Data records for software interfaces
********************

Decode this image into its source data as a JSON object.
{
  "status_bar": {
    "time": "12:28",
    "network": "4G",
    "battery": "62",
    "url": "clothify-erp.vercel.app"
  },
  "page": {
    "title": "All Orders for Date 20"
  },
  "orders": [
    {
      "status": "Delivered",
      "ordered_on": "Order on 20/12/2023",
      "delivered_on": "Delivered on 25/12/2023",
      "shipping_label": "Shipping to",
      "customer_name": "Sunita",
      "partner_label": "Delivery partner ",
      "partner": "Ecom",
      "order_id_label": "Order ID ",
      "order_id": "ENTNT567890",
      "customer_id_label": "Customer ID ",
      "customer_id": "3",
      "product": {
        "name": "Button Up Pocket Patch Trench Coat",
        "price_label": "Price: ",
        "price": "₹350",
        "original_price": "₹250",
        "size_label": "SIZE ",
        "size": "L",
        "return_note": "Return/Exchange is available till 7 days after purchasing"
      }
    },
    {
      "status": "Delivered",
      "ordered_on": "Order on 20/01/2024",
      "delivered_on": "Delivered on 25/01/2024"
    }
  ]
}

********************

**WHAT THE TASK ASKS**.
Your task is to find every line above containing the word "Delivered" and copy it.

**RESPONSE BOX**.
      "status": "Delivered",
      "delivered_on": "Delivered on 25/12/2023",
      "status": "Delivered",
      "delivered_on": "Delivered on 25/01/2024"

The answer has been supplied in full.